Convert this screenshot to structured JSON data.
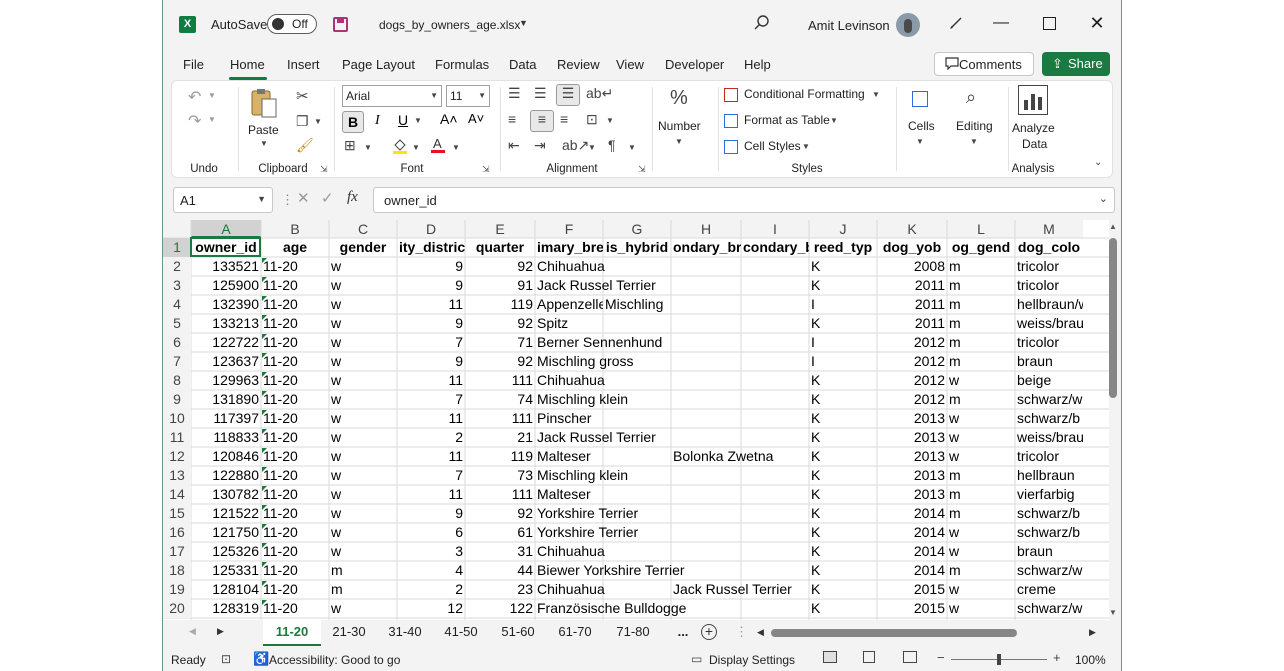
{
  "title_bar": {
    "autosave_label": "AutoSave",
    "autosave_state": "Off",
    "filename": "dogs_by_owners_age.xlsx",
    "user_name": "Amit Levinson"
  },
  "menu_tabs": [
    "File",
    "Home",
    "Insert",
    "Page Layout",
    "Formulas",
    "Data",
    "Review",
    "View",
    "Developer",
    "Help"
  ],
  "buttons": {
    "comments": "Comments",
    "share": "Share"
  },
  "ribbon": {
    "undo_group": "Undo",
    "paste": "Paste",
    "clipboard_group": "Clipboard",
    "font_name": "Arial",
    "font_size": "11",
    "font_group": "Font",
    "alignment_group": "Alignment",
    "number": "Number",
    "conditional_formatting": "Conditional Formatting",
    "format_as_table": "Format as Table",
    "cell_styles": "Cell Styles",
    "styles_group": "Styles",
    "cells": "Cells",
    "editing": "Editing",
    "analyze_data_1": "Analyze",
    "analyze_data_2": "Data",
    "analysis_group": "Analysis"
  },
  "formula_bar": {
    "name_box": "A1",
    "formula": "owner_id"
  },
  "columns": [
    "A",
    "B",
    "C",
    "D",
    "E",
    "F",
    "G",
    "H",
    "I",
    "J",
    "K",
    "L",
    "M"
  ],
  "header_row": [
    "owner_id",
    "age",
    "gender",
    "city_district",
    "quarter",
    "primary_breed",
    "is_hybrid",
    "secondary_breed",
    "secondary_breed",
    "breed_type",
    "dog_yob",
    "dog_gender",
    "dog_color"
  ],
  "header_row_visible": [
    "owner_id",
    "age",
    "gender",
    "ity_distric",
    "quarter",
    "imary_bre",
    "is_hybrid",
    "ondary_br",
    "condary_b",
    "reed_typ",
    "dog_yob",
    "og_gend",
    "dog_colo"
  ],
  "row_numbers": [
    "1",
    "2",
    "3",
    "4",
    "5",
    "6",
    "7",
    "8",
    "9",
    "10",
    "11",
    "12",
    "13",
    "14",
    "15",
    "16",
    "17",
    "18",
    "19",
    "20"
  ],
  "rows": [
    [
      "133521",
      "11-20",
      "w",
      "9",
      "92",
      "Chihuahua",
      "",
      "",
      "",
      "K",
      "2008",
      "m",
      "tricolor"
    ],
    [
      "125900",
      "11-20",
      "w",
      "9",
      "91",
      "Jack Russel Terrier",
      "",
      "",
      "",
      "K",
      "2011",
      "m",
      "tricolor"
    ],
    [
      "132390",
      "11-20",
      "w",
      "11",
      "119",
      "Appenzelle",
      "Mischling",
      "",
      "",
      "I",
      "2011",
      "m",
      "hellbraun/w"
    ],
    [
      "133213",
      "11-20",
      "w",
      "9",
      "92",
      "Spitz",
      "",
      "",
      "",
      "K",
      "2011",
      "m",
      "weiss/brau"
    ],
    [
      "122722",
      "11-20",
      "w",
      "7",
      "71",
      "Berner Sennenhund",
      "",
      "",
      "",
      "I",
      "2012",
      "m",
      "tricolor"
    ],
    [
      "123637",
      "11-20",
      "w",
      "9",
      "92",
      "Mischling gross",
      "",
      "",
      "",
      "I",
      "2012",
      "m",
      "braun"
    ],
    [
      "129963",
      "11-20",
      "w",
      "11",
      "111",
      "Chihuahua",
      "",
      "",
      "",
      "K",
      "2012",
      "w",
      "beige"
    ],
    [
      "131890",
      "11-20",
      "w",
      "7",
      "74",
      "Mischling klein",
      "",
      "",
      "",
      "K",
      "2012",
      "m",
      "schwarz/w"
    ],
    [
      "117397",
      "11-20",
      "w",
      "11",
      "111",
      "Pinscher",
      "",
      "",
      "",
      "K",
      "2013",
      "w",
      "schwarz/b"
    ],
    [
      "118833",
      "11-20",
      "w",
      "2",
      "21",
      "Jack Russel Terrier",
      "",
      "",
      "",
      "K",
      "2013",
      "w",
      "weiss/brau"
    ],
    [
      "120846",
      "11-20",
      "w",
      "11",
      "119",
      "Malteser",
      "",
      "Bolonka Zwetna",
      "",
      "K",
      "2013",
      "w",
      "tricolor"
    ],
    [
      "122880",
      "11-20",
      "w",
      "7",
      "73",
      "Mischling klein",
      "",
      "",
      "",
      "K",
      "2013",
      "m",
      "hellbraun"
    ],
    [
      "130782",
      "11-20",
      "w",
      "11",
      "111",
      "Malteser",
      "",
      "",
      "",
      "K",
      "2013",
      "m",
      "vierfarbig"
    ],
    [
      "121522",
      "11-20",
      "w",
      "9",
      "92",
      "Yorkshire Terrier",
      "",
      "",
      "",
      "K",
      "2014",
      "m",
      "schwarz/b"
    ],
    [
      "121750",
      "11-20",
      "w",
      "6",
      "61",
      "Yorkshire Terrier",
      "",
      "",
      "",
      "K",
      "2014",
      "w",
      "schwarz/b"
    ],
    [
      "125326",
      "11-20",
      "w",
      "3",
      "31",
      "Chihuahua",
      "",
      "",
      "",
      "K",
      "2014",
      "w",
      "braun"
    ],
    [
      "125331",
      "11-20",
      "m",
      "4",
      "44",
      "Biewer Yorkshire Terrier",
      "",
      "",
      "",
      "K",
      "2014",
      "m",
      "schwarz/w"
    ],
    [
      "128104",
      "11-20",
      "m",
      "2",
      "23",
      "Chihuahua",
      "",
      "Jack Russel Terrier",
      "",
      "K",
      "2015",
      "w",
      "creme"
    ],
    [
      "128319",
      "11-20",
      "w",
      "12",
      "122",
      "Französische Bulldogge",
      "",
      "",
      "",
      "K",
      "2015",
      "w",
      "schwarz/w"
    ]
  ],
  "sheet_tabs": [
    "11-20",
    "21-30",
    "31-40",
    "41-50",
    "51-60",
    "61-70",
    "71-80",
    "..."
  ],
  "status": {
    "ready": "Ready",
    "accessibility": "Accessibility: Good to go",
    "display_settings": "Display Settings",
    "zoom": "100%"
  }
}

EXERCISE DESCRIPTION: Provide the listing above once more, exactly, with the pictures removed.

EXERCISE RESULT:
Convert this screenshot to structured JSON data.
{
  "title_bar": {
    "autosave_label": "AutoSave",
    "autosave_state": "Off",
    "filename": "dogs_by_owners_age.xlsx",
    "user_name": "Amit Levinson"
  },
  "menu_tabs": [
    "File",
    "Home",
    "Insert",
    "Page Layout",
    "Formulas",
    "Data",
    "Review",
    "View",
    "Developer",
    "Help"
  ],
  "buttons": {
    "comments": "Comments",
    "share": "Share"
  },
  "ribbon": {
    "undo_group": "Undo",
    "paste": "Paste",
    "clipboard_group": "Clipboard",
    "font_name": "Arial",
    "font_size": "11",
    "font_group": "Font",
    "alignment_group": "Alignment",
    "number": "Number",
    "conditional_formatting": "Conditional Formatting",
    "format_as_table": "Format as Table",
    "cell_styles": "Cell Styles",
    "styles_group": "Styles",
    "cells": "Cells",
    "editing": "Editing",
    "analyze_data_1": "Analyze",
    "analyze_data_2": "Data",
    "analysis_group": "Analysis"
  },
  "formula_bar": {
    "name_box": "A1",
    "formula": "owner_id"
  },
  "columns": [
    "A",
    "B",
    "C",
    "D",
    "E",
    "F",
    "G",
    "H",
    "I",
    "J",
    "K",
    "L",
    "M"
  ],
  "header_row": [
    "owner_id",
    "age",
    "gender",
    "city_district",
    "quarter",
    "primary_breed",
    "is_hybrid",
    "secondary_breed",
    "secondary_breed",
    "breed_type",
    "dog_yob",
    "dog_gender",
    "dog_color"
  ],
  "header_row_visible": [
    "owner_id",
    "age",
    "gender",
    "ity_distric",
    "quarter",
    "imary_bre",
    "is_hybrid",
    "ondary_br",
    "condary_b",
    "reed_typ",
    "dog_yob",
    "og_gend",
    "dog_colo"
  ],
  "row_numbers": [
    "1",
    "2",
    "3",
    "4",
    "5",
    "6",
    "7",
    "8",
    "9",
    "10",
    "11",
    "12",
    "13",
    "14",
    "15",
    "16",
    "17",
    "18",
    "19",
    "20"
  ],
  "rows": [
    [
      "133521",
      "11-20",
      "w",
      "9",
      "92",
      "Chihuahua",
      "",
      "",
      "",
      "K",
      "2008",
      "m",
      "tricolor"
    ],
    [
      "125900",
      "11-20",
      "w",
      "9",
      "91",
      "Jack Russel Terrier",
      "",
      "",
      "",
      "K",
      "2011",
      "m",
      "tricolor"
    ],
    [
      "132390",
      "11-20",
      "w",
      "11",
      "119",
      "Appenzelle",
      "Mischling",
      "",
      "",
      "I",
      "2011",
      "m",
      "hellbraun/w"
    ],
    [
      "133213",
      "11-20",
      "w",
      "9",
      "92",
      "Spitz",
      "",
      "",
      "",
      "K",
      "2011",
      "m",
      "weiss/brau"
    ],
    [
      "122722",
      "11-20",
      "w",
      "7",
      "71",
      "Berner Sennenhund",
      "",
      "",
      "",
      "I",
      "2012",
      "m",
      "tricolor"
    ],
    [
      "123637",
      "11-20",
      "w",
      "9",
      "92",
      "Mischling gross",
      "",
      "",
      "",
      "I",
      "2012",
      "m",
      "braun"
    ],
    [
      "129963",
      "11-20",
      "w",
      "11",
      "111",
      "Chihuahua",
      "",
      "",
      "",
      "K",
      "2012",
      "w",
      "beige"
    ],
    [
      "131890",
      "11-20",
      "w",
      "7",
      "74",
      "Mischling klein",
      "",
      "",
      "",
      "K",
      "2012",
      "m",
      "schwarz/w"
    ],
    [
      "117397",
      "11-20",
      "w",
      "11",
      "111",
      "Pinscher",
      "",
      "",
      "",
      "K",
      "2013",
      "w",
      "schwarz/b"
    ],
    [
      "118833",
      "11-20",
      "w",
      "2",
      "21",
      "Jack Russel Terrier",
      "",
      "",
      "",
      "K",
      "2013",
      "w",
      "weiss/brau"
    ],
    [
      "120846",
      "11-20",
      "w",
      "11",
      "119",
      "Malteser",
      "",
      "Bolonka Zwetna",
      "",
      "K",
      "2013",
      "w",
      "tricolor"
    ],
    [
      "122880",
      "11-20",
      "w",
      "7",
      "73",
      "Mischling klein",
      "",
      "",
      "",
      "K",
      "2013",
      "m",
      "hellbraun"
    ],
    [
      "130782",
      "11-20",
      "w",
      "11",
      "111",
      "Malteser",
      "",
      "",
      "",
      "K",
      "2013",
      "m",
      "vierfarbig"
    ],
    [
      "121522",
      "11-20",
      "w",
      "9",
      "92",
      "Yorkshire Terrier",
      "",
      "",
      "",
      "K",
      "2014",
      "m",
      "schwarz/b"
    ],
    [
      "121750",
      "11-20",
      "w",
      "6",
      "61",
      "Yorkshire Terrier",
      "",
      "",
      "",
      "K",
      "2014",
      "w",
      "schwarz/b"
    ],
    [
      "125326",
      "11-20",
      "w",
      "3",
      "31",
      "Chihuahua",
      "",
      "",
      "",
      "K",
      "2014",
      "w",
      "braun"
    ],
    [
      "125331",
      "11-20",
      "m",
      "4",
      "44",
      "Biewer Yorkshire Terrier",
      "",
      "",
      "",
      "K",
      "2014",
      "m",
      "schwarz/w"
    ],
    [
      "128104",
      "11-20",
      "m",
      "2",
      "23",
      "Chihuahua",
      "",
      "Jack Russel Terrier",
      "",
      "K",
      "2015",
      "w",
      "creme"
    ],
    [
      "128319",
      "11-20",
      "w",
      "12",
      "122",
      "Französische Bulldogge",
      "",
      "",
      "",
      "K",
      "2015",
      "w",
      "schwarz/w"
    ]
  ],
  "sheet_tabs": [
    "11-20",
    "21-30",
    "31-40",
    "41-50",
    "51-60",
    "61-70",
    "71-80",
    "..."
  ],
  "status": {
    "ready": "Ready",
    "accessibility": "Accessibility: Good to go",
    "display_settings": "Display Settings",
    "zoom": "100%"
  }
}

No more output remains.